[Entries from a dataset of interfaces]
● ● ● ● ● ● ●

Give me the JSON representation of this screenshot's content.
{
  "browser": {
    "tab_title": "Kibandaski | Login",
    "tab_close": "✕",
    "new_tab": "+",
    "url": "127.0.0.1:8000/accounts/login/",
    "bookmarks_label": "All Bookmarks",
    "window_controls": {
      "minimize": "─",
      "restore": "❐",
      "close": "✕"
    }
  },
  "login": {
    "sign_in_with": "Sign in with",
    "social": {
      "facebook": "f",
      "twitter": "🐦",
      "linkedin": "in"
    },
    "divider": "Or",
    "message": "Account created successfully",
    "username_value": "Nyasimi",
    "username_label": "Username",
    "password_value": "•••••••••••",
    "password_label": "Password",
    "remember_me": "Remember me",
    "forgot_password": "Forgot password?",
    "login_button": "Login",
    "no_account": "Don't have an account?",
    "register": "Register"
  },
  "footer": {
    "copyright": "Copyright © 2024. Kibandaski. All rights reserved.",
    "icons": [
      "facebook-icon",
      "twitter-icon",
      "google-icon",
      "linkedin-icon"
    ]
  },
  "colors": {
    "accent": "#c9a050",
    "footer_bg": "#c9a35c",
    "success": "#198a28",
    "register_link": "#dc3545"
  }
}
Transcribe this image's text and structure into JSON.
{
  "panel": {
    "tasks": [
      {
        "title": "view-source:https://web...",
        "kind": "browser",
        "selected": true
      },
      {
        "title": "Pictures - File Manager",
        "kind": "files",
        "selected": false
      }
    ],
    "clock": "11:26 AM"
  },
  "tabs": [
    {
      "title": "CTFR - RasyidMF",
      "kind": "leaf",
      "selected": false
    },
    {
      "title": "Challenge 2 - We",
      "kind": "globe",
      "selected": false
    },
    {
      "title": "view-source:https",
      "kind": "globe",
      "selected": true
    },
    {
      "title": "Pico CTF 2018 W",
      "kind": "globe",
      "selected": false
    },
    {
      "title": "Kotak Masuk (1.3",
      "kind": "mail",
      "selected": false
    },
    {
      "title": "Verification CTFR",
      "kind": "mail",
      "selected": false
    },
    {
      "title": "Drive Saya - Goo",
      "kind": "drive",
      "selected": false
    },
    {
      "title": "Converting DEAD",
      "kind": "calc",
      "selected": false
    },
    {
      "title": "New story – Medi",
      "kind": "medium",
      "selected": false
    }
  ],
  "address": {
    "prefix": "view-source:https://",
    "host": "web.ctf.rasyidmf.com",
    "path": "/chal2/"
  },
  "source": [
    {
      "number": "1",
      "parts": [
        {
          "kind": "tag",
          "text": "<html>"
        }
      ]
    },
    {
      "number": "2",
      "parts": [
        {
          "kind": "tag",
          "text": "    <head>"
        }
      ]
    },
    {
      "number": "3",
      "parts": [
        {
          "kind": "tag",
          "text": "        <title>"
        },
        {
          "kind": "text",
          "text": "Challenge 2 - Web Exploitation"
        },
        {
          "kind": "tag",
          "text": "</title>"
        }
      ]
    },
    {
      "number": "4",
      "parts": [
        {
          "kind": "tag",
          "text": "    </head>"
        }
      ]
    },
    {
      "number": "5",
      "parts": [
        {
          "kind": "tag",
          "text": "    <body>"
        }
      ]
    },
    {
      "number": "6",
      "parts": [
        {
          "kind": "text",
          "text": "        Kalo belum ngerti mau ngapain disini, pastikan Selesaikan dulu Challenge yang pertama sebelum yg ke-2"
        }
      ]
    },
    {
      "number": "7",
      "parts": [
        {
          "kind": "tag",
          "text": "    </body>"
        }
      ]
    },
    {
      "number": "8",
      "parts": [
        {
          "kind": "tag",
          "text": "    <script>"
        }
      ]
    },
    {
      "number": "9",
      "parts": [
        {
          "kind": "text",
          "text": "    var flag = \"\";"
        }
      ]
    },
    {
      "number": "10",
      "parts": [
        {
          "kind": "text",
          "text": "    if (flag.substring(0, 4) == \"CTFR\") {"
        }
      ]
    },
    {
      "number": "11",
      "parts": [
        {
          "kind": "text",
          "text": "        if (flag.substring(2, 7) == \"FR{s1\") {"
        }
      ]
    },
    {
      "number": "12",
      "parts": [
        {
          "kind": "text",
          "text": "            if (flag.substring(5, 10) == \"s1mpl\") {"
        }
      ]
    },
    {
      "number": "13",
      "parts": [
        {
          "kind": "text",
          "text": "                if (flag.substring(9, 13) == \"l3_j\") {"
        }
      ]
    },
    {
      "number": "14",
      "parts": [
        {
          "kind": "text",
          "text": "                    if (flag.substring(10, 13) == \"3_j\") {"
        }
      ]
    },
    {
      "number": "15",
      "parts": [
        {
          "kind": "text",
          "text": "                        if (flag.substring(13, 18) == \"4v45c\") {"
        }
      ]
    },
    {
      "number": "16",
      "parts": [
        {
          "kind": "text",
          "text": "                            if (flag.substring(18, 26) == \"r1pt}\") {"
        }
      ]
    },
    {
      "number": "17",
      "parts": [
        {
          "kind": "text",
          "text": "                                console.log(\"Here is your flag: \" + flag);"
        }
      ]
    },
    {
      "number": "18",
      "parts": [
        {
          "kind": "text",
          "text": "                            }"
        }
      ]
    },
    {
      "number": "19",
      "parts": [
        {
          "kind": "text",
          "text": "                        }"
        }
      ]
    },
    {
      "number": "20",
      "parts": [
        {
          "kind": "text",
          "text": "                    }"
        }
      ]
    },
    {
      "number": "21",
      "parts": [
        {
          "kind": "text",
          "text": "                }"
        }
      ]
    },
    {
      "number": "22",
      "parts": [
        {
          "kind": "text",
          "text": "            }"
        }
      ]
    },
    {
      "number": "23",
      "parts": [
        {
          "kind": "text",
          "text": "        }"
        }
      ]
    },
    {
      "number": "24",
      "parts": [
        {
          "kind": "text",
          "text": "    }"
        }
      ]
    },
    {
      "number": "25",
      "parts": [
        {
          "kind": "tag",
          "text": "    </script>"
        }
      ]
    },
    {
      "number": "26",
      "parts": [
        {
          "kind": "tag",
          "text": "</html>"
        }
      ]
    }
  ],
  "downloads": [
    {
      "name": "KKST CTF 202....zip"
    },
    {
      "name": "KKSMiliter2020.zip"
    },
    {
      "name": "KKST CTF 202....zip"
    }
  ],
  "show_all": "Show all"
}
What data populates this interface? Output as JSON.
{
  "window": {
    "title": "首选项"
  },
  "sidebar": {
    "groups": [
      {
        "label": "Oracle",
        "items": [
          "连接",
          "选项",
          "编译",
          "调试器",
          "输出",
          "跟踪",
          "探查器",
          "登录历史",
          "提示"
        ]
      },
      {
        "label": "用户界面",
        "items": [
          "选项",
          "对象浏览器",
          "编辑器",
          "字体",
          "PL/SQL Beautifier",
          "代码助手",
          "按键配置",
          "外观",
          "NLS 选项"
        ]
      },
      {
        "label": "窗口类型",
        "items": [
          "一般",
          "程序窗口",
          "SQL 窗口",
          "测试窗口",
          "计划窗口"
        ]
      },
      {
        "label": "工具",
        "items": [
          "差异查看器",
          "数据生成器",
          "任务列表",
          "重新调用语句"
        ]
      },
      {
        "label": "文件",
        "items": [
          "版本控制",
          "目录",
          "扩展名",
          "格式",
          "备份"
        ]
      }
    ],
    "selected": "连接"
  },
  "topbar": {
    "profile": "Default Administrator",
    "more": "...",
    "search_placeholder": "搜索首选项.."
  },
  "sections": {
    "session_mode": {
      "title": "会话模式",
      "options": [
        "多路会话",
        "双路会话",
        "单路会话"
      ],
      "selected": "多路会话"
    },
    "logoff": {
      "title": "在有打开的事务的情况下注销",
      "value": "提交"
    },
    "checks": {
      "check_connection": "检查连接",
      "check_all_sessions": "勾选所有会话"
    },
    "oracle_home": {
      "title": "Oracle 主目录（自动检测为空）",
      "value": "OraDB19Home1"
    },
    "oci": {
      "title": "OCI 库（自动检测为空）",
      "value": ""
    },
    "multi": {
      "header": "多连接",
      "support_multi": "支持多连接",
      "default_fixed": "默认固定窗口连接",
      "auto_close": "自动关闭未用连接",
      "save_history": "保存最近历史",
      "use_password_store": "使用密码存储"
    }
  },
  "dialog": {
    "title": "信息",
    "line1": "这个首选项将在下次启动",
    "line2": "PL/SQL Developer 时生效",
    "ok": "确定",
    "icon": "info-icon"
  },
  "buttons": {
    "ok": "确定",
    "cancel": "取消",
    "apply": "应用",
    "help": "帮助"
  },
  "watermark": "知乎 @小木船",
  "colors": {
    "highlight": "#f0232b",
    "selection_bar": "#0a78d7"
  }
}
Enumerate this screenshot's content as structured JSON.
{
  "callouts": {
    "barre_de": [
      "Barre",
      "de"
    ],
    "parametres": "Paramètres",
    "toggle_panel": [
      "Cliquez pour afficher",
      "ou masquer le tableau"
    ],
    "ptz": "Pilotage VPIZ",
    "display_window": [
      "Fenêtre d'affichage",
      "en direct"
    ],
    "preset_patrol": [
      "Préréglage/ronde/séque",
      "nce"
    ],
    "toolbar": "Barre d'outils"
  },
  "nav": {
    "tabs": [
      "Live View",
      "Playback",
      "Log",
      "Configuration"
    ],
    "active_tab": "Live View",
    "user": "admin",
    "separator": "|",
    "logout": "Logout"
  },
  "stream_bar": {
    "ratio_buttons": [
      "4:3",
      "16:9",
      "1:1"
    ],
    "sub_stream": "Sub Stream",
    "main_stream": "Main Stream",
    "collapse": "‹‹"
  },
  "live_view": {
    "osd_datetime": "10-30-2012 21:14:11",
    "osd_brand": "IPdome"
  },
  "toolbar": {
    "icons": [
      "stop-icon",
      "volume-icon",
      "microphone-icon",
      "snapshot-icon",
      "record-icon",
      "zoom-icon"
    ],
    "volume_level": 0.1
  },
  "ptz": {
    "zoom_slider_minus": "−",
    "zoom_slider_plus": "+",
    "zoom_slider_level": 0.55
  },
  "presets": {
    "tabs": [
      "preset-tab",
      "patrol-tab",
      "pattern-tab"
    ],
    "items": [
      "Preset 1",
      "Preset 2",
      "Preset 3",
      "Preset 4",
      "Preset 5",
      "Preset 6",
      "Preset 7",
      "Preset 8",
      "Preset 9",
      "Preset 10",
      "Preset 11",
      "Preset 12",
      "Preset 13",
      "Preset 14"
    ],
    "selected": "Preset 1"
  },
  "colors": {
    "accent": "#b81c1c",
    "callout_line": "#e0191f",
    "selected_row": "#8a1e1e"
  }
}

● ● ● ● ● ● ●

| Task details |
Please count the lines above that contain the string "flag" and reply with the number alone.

| Written answer |
9